Right on the Money: You Get What You Pay for When You Hire a Volunteer Coordinator
Each year, hundreds of volunteer tutors, trainers, fundraisers, painters, handypersons and gardeners keep programs running smoothly and facilities in tip-top shape at Project for Pride in Living, a social service agency in Minneapolis, MN.
That donated time is worth a lot to PPL: about $21 an hour per volunteer, according to a recent estimate of the value of volunteer time in Minnesota. But while the pro bono services of neighbors can save youth-serving organizations money, volunteers can also drain staff time and energy or drop out because they don’t feel appreciated.
To get around those problems, many charities turn to paid volunteer coordinators. Managing all the helping hands at PPL takes not one but two full-time staff members. In consultation with program staff, they determine what support departments need then recruit, train and assign volunteers.
“Our staff wouldn’t be able to [manage a volunteer program] and serve people at the level they’re serving them at without coordinators,” says Laura Bohen, who oversees PPL’s AmeriCorps and youth-program volunteers.
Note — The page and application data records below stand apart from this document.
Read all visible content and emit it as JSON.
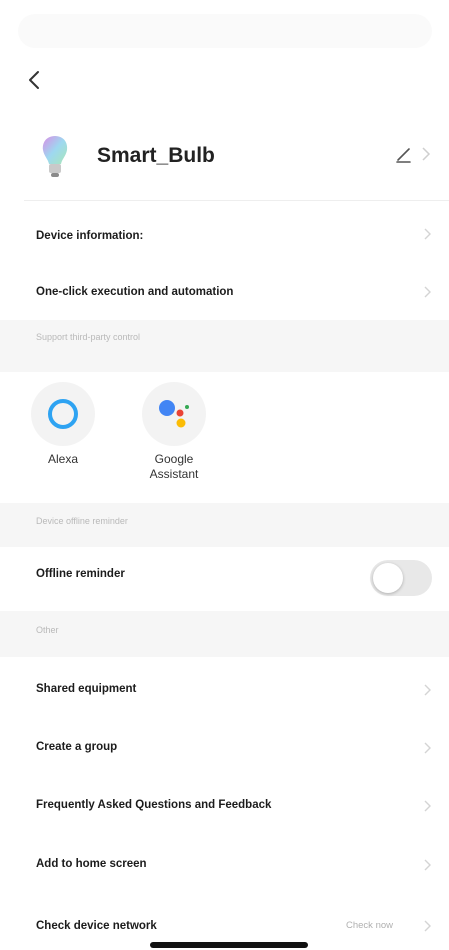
{
  "device": {
    "name": "Smart_Bulb"
  },
  "menu": {
    "device_information": "Device information:",
    "one_click": "One-click execution and automation"
  },
  "third_party": {
    "section_label": "Support third-party control",
    "services": [
      {
        "label": "Alexa",
        "icon": "alexa-icon"
      },
      {
        "label": "Google\nAssistant",
        "icon": "google-assistant-icon"
      }
    ]
  },
  "offline": {
    "section_label": "Device offline reminder",
    "label": "Offline reminder",
    "enabled": false
  },
  "other": {
    "section_label": "Other",
    "items": [
      {
        "label": "Shared equipment"
      },
      {
        "label": "Create a group"
      },
      {
        "label": "Frequently Asked Questions and Feedback"
      },
      {
        "label": "Add to home screen"
      },
      {
        "label": "Check device network",
        "value": "Check now"
      }
    ]
  },
  "icons": {
    "back": "chevron-left-icon",
    "edit": "pencil-icon",
    "chevron": "chevron-right-icon"
  },
  "colors": {
    "alexa_ring": "#2ea3f2",
    "google_blue": "#4285F4",
    "google_red": "#EA4335",
    "google_yellow": "#FBBC05",
    "google_green": "#34A853"
  }
}
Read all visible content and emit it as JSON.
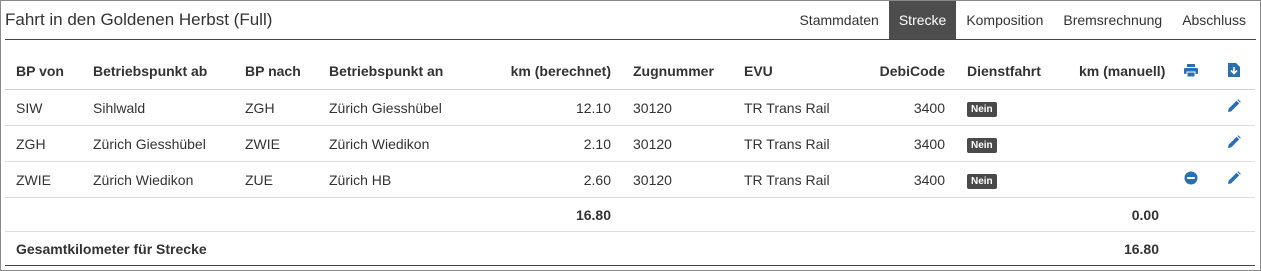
{
  "header": {
    "title": "Fahrt in den Goldenen Herbst (Full)",
    "tabs": [
      {
        "label": "Stammdaten",
        "active": false
      },
      {
        "label": "Strecke",
        "active": true
      },
      {
        "label": "Komposition",
        "active": false
      },
      {
        "label": "Bremsrechnung",
        "active": false
      },
      {
        "label": "Abschluss",
        "active": false
      }
    ]
  },
  "colors": {
    "accent": "#2a6fb0",
    "tab_active_bg": "#4d4d4d",
    "badge_bg": "#4a4a4a"
  },
  "table": {
    "columns": [
      "BP von",
      "Betriebspunkt ab",
      "BP nach",
      "Betriebspunkt an",
      "km (berechnet)",
      "Zugnummer",
      "EVU",
      "DebiCode",
      "Dienstfahrt",
      "km (manuell)"
    ],
    "header_icons": [
      "print-icon",
      "download-icon"
    ],
    "rows": [
      {
        "bp_von": "SIW",
        "ab": "Sihlwald",
        "bp_nach": "ZGH",
        "an": "Zürich Giesshübel",
        "km": "12.10",
        "zug": "30120",
        "evu": "TR Trans Rail",
        "debi": "3400",
        "dienst": "Nein",
        "km_man": "",
        "remove": false
      },
      {
        "bp_von": "ZGH",
        "ab": "Zürich Giesshübel",
        "bp_nach": "ZWIE",
        "an": "Zürich Wiedikon",
        "km": "2.10",
        "zug": "30120",
        "evu": "TR Trans Rail",
        "debi": "3400",
        "dienst": "Nein",
        "km_man": "",
        "remove": false
      },
      {
        "bp_von": "ZWIE",
        "ab": "Zürich Wiedikon",
        "bp_nach": "ZUE",
        "an": "Zürich HB",
        "km": "2.60",
        "zug": "30120",
        "evu": "TR Trans Rail",
        "debi": "3400",
        "dienst": "Nein",
        "km_man": "",
        "remove": true
      }
    ],
    "sum": {
      "km_berechnet": "16.80",
      "km_manuell": "0.00"
    },
    "total": {
      "label": "Gesamtkilometer für Strecke",
      "value": "16.80"
    }
  }
}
Coordinators also keep volunteers from feeling like they’ve been thrown to the wolves. “Many of them have never worked with youth before or they have but in different capacities,” says Sara Iragorri, who manages special events and communications at the Mentoring Partnership of New York and serves on the New York Association for Volunteer Administration’s board. A volunteer manager, she says, has interviewed every volunteer, knows each one’s skills set, and can place them in (and train them for) the position that best enables them to forward the organization’s mission.
If you’re starting a formal volunteer program, hiring a coordinator is a good first step. Here are some key qualifications and skills to look for:
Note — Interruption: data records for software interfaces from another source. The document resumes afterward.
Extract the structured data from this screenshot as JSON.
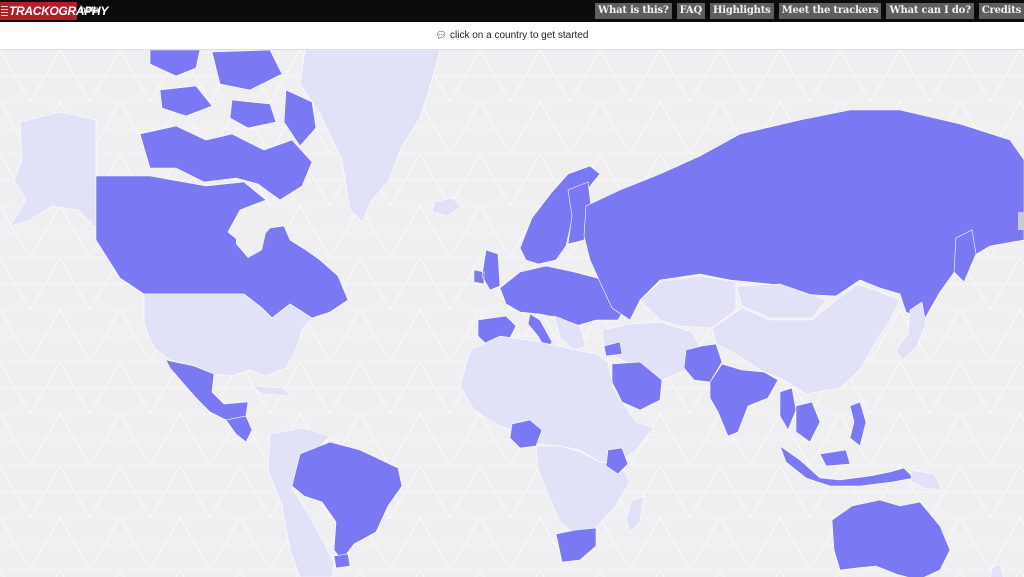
{
  "app": {
    "logo_text": "TRACKOGRAPHY",
    "badge": "beta"
  },
  "nav": {
    "items": [
      {
        "id": "what",
        "label": "What is this?"
      },
      {
        "id": "faq",
        "label": "FAQ"
      },
      {
        "id": "highlights",
        "label": "Highlights"
      },
      {
        "id": "trackers",
        "label": "Meet the trackers"
      },
      {
        "id": "can-do",
        "label": "What can I do?"
      },
      {
        "id": "credits",
        "label": "Credits"
      }
    ]
  },
  "hint": {
    "icon": "speech-bubble-icon",
    "text": "click on a country to get started"
  },
  "colors": {
    "tracked": "#7a78f2",
    "untracked": "#e1e1f7",
    "background": "#efeff2",
    "header": "#0b0b0b",
    "logo": "#b21e26"
  },
  "map": {
    "regions": [
      {
        "name": "canada",
        "status": "tracked"
      },
      {
        "name": "canadian-arctic-islands",
        "status": "tracked"
      },
      {
        "name": "alaska",
        "status": "untracked"
      },
      {
        "name": "greenland",
        "status": "untracked"
      },
      {
        "name": "iceland",
        "status": "untracked"
      },
      {
        "name": "united-states",
        "status": "untracked"
      },
      {
        "name": "mexico",
        "status": "tracked"
      },
      {
        "name": "central-america",
        "status": "tracked"
      },
      {
        "name": "cuba",
        "status": "untracked"
      },
      {
        "name": "brazil",
        "status": "tracked"
      },
      {
        "name": "uruguay",
        "status": "tracked"
      },
      {
        "name": "south-america-rest",
        "status": "untracked"
      },
      {
        "name": "uk-ireland",
        "status": "tracked"
      },
      {
        "name": "norway-sweden",
        "status": "tracked"
      },
      {
        "name": "finland",
        "status": "tracked"
      },
      {
        "name": "western-europe",
        "status": "tracked"
      },
      {
        "name": "spain-portugal",
        "status": "tracked"
      },
      {
        "name": "italy",
        "status": "tracked"
      },
      {
        "name": "balkans",
        "status": "untracked"
      },
      {
        "name": "russia",
        "status": "tracked"
      },
      {
        "name": "kazakhstan",
        "status": "untracked"
      },
      {
        "name": "china",
        "status": "untracked"
      },
      {
        "name": "mongolia",
        "status": "untracked"
      },
      {
        "name": "middle-east",
        "status": "untracked"
      },
      {
        "name": "saudi-arabia",
        "status": "tracked"
      },
      {
        "name": "syria",
        "status": "tracked"
      },
      {
        "name": "pakistan",
        "status": "tracked"
      },
      {
        "name": "india",
        "status": "tracked"
      },
      {
        "name": "myanmar",
        "status": "tracked"
      },
      {
        "name": "southeast-asia",
        "status": "tracked"
      },
      {
        "name": "philippines",
        "status": "tracked"
      },
      {
        "name": "japan",
        "status": "untracked"
      },
      {
        "name": "sakhalin",
        "status": "tracked"
      },
      {
        "name": "indonesia",
        "status": "tracked"
      },
      {
        "name": "papua-new-guinea",
        "status": "untracked"
      },
      {
        "name": "north-africa",
        "status": "untracked"
      },
      {
        "name": "nigeria",
        "status": "tracked"
      },
      {
        "name": "kenya",
        "status": "tracked"
      },
      {
        "name": "central-africa",
        "status": "untracked"
      },
      {
        "name": "south-africa",
        "status": "tracked"
      },
      {
        "name": "madagascar",
        "status": "untracked"
      },
      {
        "name": "australia",
        "status": "tracked"
      },
      {
        "name": "tasmania",
        "status": "tracked"
      },
      {
        "name": "new-zealand",
        "status": "untracked"
      }
    ]
  }
}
Knowledge of and experience with nonprofits and volunteering. Volunteer coordinators need a good grounding in the values and budget constraints of the nonprofit world. Coordinators also must understand what fulfills volunteers and gets them to stick with an organization. Bohen, who served in AmeriCorps, suggests looking for a veteran of charity work, volunteering or national service.
Communication and customer service skills. A volunteer coordinator must make your cause known and win over potential volunteers, who may also be future donors or board members. Ask yourself of candidates, “Are they someone you’d want to use as your face for the organization?” Iragorri says. A candidate who speaks eloquently and listens well during the job interview, calls or e-mails to follow up, and has experience working with a wide range of people likely has the skills to be a good volunteer coordinator, she says. Coordinators have to be attentive to the needs of volunteers and staff, respond promptly to e-mails and phone calls, resolve disputes, and make time for volunteers when they just want to talk.
Events planning experience. Coordinators plan happy hours to recruit volunteers and awards luncheons to thank them. Look for someone who has planned large and small events and managed committees.
Training experience. Volunteers who receive proper training and orientation from the get-go are more likely to stay on, Iragorri says. And training guarantees that volunteers, like staff, give families and youth the highest level of service. Look for someone who has teaching, curriculum design, training or public speaking experience and is comfortable designing and running training sessions that last anywhere from an hour to several days.